References Cited in the le of this patent UNITED STATES PATENTS 2,478,203 McCoy Aug. 9, 1949 2,560,337 Fouassin July 10, 1951 2,614,237 Goertz Oct. 14, 1952 2,798,992 Adler et al. July 9, 1957 2,828,456 Kamm -Mar. 25, 1958

Patent Citations
Cited PatentFiling datePublication dateApplicantTitle
US2478203 *Apr 8, 1944Aug 9, 1949Sperry CorpFollow-up motor control circuit
US2560337 *Jun 25, 1948Jul 10, 1951Marcel FouassinThree-channel fine-coarse control system
US2614237 *Dec 28, 1946Oct 14, 1952Sperry CorpSignal mixing circuits
US2798992 *Feb 4, 1955Jul 9, 1957Jerome CorwinFine and coarse control servo system

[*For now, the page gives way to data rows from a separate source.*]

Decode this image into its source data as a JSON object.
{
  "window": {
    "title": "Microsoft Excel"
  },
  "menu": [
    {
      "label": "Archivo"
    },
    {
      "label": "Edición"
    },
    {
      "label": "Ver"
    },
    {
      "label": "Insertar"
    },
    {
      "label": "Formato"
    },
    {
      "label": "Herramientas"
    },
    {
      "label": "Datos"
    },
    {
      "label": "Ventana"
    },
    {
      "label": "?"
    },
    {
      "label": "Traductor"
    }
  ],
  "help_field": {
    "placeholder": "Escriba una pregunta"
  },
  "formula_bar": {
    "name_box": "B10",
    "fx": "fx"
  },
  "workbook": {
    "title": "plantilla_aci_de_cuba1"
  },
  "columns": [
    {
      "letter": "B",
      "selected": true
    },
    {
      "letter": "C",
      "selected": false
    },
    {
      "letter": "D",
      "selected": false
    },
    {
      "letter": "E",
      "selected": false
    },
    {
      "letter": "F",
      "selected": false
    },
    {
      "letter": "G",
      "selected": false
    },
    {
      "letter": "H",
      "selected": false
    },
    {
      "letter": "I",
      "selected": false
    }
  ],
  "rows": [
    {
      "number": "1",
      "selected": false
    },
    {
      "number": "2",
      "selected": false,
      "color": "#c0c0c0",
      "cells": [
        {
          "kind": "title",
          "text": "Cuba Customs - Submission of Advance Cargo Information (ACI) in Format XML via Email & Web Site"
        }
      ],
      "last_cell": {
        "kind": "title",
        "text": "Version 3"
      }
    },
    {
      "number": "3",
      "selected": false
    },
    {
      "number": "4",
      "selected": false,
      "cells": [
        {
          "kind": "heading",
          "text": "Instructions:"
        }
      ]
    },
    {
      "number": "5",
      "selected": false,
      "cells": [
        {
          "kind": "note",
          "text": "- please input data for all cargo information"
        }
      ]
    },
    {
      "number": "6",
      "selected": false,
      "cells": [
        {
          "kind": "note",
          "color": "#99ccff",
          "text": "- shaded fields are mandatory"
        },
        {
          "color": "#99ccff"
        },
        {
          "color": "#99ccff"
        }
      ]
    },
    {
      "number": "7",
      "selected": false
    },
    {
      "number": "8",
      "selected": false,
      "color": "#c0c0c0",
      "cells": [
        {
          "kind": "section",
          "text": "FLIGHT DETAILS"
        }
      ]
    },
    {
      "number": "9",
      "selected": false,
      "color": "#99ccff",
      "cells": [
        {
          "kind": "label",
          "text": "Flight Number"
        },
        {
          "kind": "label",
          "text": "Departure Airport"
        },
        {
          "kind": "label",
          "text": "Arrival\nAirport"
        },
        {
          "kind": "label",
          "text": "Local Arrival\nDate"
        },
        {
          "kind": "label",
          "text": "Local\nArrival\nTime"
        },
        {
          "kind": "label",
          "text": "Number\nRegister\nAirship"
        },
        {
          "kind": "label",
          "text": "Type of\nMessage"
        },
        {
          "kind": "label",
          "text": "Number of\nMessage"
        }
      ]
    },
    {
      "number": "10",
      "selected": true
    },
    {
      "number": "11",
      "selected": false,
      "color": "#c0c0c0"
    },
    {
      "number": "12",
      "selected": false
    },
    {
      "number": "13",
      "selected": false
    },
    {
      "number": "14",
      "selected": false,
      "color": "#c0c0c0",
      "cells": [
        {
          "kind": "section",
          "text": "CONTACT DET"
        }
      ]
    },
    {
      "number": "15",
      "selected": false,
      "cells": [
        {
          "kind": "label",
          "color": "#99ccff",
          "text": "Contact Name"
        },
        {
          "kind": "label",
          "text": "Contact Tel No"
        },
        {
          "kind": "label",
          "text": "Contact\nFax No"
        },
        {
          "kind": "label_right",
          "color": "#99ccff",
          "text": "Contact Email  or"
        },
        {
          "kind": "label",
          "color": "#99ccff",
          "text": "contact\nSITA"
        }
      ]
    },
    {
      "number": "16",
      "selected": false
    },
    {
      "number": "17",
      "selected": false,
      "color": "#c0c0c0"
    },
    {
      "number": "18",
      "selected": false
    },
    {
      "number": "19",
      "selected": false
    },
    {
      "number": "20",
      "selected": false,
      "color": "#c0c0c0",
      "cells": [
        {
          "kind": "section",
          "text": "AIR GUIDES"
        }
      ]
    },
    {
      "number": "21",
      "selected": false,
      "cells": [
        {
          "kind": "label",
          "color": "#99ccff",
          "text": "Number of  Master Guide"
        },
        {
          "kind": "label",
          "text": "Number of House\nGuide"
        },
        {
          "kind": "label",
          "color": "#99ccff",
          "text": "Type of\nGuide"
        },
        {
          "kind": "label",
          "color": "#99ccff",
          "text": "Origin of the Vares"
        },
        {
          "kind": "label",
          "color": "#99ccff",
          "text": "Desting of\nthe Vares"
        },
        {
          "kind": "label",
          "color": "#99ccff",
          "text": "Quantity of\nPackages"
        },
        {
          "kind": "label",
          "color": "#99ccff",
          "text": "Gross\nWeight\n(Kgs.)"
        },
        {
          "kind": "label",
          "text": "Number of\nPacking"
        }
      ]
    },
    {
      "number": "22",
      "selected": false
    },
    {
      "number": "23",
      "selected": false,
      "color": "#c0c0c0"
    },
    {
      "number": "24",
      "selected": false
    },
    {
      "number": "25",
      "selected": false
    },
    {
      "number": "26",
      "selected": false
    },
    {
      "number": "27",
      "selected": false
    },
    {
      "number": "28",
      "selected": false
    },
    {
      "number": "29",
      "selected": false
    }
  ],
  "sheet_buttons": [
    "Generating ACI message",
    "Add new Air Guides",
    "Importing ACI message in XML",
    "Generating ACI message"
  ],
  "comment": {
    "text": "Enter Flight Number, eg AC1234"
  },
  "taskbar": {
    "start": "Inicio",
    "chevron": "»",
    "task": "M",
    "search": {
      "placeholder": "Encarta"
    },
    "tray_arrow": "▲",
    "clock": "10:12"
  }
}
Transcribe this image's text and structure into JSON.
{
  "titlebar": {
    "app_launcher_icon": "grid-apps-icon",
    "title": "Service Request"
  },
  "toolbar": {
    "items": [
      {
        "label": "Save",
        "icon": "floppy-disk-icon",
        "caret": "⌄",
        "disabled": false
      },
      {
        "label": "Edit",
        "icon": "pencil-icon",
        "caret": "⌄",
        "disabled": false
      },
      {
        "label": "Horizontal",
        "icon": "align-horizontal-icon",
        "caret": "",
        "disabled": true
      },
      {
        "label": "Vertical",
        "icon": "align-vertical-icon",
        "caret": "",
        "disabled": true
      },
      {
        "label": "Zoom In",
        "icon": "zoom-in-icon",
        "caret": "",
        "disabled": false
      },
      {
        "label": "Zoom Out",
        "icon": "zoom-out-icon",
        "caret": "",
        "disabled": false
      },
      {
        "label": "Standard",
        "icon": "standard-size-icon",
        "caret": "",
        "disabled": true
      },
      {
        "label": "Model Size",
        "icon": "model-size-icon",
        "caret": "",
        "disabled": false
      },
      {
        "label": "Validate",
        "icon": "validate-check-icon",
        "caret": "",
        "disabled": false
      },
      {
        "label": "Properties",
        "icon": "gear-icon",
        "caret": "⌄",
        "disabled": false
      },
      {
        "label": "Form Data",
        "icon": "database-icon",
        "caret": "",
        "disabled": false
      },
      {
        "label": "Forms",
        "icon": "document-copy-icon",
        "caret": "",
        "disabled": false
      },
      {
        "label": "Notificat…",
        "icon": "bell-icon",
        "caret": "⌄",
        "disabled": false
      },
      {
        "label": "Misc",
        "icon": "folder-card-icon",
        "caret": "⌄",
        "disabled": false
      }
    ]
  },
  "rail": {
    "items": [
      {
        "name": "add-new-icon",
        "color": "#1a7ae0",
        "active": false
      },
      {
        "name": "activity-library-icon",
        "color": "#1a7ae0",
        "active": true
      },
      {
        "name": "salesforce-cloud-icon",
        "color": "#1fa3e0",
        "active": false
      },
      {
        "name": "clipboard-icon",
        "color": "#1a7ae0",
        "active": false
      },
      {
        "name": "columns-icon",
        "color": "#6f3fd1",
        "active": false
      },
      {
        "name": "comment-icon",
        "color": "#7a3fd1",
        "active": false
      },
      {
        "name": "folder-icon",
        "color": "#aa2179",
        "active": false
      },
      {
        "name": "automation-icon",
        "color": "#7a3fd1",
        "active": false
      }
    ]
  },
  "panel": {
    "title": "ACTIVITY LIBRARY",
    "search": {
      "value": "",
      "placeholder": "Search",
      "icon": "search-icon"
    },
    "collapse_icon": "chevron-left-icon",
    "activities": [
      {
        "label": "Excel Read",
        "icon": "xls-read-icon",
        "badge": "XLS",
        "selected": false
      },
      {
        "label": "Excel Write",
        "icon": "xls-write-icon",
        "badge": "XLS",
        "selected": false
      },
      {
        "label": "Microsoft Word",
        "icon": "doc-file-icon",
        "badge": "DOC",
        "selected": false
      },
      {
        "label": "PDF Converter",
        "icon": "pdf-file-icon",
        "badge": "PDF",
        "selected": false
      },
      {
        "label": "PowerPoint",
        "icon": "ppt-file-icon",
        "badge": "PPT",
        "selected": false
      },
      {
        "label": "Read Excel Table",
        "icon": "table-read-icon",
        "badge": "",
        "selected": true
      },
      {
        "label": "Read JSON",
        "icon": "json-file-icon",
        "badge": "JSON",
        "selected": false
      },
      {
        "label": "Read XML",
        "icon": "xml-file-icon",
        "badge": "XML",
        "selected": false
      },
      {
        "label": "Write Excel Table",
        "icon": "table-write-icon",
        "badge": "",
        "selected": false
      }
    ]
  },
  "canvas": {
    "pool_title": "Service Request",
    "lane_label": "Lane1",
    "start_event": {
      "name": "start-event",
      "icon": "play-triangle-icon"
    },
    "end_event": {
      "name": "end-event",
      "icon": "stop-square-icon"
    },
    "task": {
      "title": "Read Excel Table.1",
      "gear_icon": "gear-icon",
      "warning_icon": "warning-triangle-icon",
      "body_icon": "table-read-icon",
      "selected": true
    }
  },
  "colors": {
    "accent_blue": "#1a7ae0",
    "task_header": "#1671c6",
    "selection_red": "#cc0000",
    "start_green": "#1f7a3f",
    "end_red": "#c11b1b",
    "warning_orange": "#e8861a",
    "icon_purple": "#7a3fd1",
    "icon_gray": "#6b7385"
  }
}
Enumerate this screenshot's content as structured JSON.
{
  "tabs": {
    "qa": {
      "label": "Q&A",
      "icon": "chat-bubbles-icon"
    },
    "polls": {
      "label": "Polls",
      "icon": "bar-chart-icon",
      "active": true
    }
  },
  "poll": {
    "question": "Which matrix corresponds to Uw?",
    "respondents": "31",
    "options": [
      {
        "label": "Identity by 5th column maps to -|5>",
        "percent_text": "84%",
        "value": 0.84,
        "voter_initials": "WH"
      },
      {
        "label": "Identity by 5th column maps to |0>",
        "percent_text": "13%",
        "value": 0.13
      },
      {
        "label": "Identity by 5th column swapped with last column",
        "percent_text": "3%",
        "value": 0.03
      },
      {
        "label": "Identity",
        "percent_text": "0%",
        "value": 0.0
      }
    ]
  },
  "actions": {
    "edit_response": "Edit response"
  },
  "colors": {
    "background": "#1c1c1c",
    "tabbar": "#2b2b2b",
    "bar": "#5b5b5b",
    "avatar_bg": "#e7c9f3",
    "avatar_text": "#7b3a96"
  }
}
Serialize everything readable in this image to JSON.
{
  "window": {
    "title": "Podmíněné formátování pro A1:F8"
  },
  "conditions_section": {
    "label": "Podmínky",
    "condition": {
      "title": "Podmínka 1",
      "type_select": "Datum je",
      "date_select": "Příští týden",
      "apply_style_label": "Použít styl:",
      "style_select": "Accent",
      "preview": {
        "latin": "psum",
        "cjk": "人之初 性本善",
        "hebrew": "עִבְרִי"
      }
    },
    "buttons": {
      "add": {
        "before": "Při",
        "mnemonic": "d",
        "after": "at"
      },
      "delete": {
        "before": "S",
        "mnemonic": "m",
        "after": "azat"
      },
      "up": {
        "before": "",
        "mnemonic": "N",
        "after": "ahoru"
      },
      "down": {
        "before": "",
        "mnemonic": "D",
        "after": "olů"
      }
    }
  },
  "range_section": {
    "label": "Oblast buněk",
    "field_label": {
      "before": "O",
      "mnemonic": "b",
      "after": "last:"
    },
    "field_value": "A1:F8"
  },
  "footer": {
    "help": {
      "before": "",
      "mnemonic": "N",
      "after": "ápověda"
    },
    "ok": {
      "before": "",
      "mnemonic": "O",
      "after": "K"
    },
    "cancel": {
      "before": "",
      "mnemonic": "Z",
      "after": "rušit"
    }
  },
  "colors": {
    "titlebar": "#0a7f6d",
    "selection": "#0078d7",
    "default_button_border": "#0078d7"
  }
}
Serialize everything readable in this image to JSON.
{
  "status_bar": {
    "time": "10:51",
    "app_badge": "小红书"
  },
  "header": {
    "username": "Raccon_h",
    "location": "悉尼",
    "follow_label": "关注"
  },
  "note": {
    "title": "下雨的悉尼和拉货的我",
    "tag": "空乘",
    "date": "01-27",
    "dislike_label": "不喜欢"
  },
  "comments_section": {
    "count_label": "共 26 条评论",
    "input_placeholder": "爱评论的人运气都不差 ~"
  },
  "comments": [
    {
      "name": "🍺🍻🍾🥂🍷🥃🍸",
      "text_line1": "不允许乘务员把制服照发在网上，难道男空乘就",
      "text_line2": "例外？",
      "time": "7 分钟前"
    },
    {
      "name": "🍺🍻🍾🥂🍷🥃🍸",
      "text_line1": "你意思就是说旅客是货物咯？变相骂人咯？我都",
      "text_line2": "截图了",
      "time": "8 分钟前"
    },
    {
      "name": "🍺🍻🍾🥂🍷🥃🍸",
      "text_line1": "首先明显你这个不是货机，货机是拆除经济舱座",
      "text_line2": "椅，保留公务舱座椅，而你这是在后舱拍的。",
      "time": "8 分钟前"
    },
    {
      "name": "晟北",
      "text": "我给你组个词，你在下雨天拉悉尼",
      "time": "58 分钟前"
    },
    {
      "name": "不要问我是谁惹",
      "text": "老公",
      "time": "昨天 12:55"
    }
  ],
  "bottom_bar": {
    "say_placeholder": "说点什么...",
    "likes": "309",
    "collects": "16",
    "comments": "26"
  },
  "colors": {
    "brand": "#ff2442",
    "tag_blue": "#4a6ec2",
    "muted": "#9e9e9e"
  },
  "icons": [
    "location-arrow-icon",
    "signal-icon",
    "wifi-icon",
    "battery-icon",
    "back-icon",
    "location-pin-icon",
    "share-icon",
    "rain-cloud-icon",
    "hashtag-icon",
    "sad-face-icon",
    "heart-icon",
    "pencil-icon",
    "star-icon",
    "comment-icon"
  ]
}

US2828456 *Nov 27, 1953Mar 25, 1958Sperry Prod IncServomechanism
Referenced by
Citing PatentFiling datePublication dateApplicantTitle
US3133233 *Nov 4, 1960May 12, 1964Allen Electric Co IncControl system for material handling
US3187247 *Oct 12, 1961Jun 1, 1965Gen Motors CorpReproducing apparatus
US3213443 *Apr 8, 1960Oct 19, 1965Gen Electric Co LtdAnalogue to digital converter utilizing e head sensing
US3233231 *Apr 23, 1963Feb 1, 1966Sundstrand CorpMachine tool
US3234374 *Aug 22, 1962Feb 8, 1966Babcock & Wilcox CoApparatus for use in difference computation
US3241133 *Nov 6, 1962Mar 15, 1966Renweil Ind IncDigital to analog voltage converter
US3248624 *Aug 3, 1962Apr 26, 1966Howard Holmes IncTape controlled digital synchro simulator for shaft control
US3308360 *Jul 25, 1962Mar 7, 1967Dynamic Prec Control CorpFine and coarse position servo with frequency comparators
US3438292 *Feb 7, 1966Apr 15, 1969Aviat UkMachine tool control
US3662242 *May 13, 1970May 9, 1972Fmc CorpDigital servo power drive control including velocity updating
US3686556 *May 24, 1971Aug 22, 1972Square D CoPositioning control system for a machine that performs work on a moving part
US3737885 *Mar 31, 1971Jun 5, 1973Lear Siegler IncDigital responsive altimeter
US3752973 *Jun 30, 1971Aug 14, 1973Leybold Heraeus VerwaltungApparatus for producing voltage functions
US3936713 *Apr 8, 1974Feb 3, 1976Hunkar Laboratories, Inc.Machine control circuit
US4592710 *Jul 25, 1985Jun 3, 1986Reifenhauser Gmbh & Co.Extruder press unit for extruding thermoplastic material
US4594063 *Jul 25, 1985Jun 10, 1986Reifenhauser Gmbh & Co. MaschinenfabrikExtruder or calibrating die
US5353582 *Aug 9, 1991Oct 11, 1994Rieter Machine Works, Ltd.System for controlling the movement of an elongated textile structure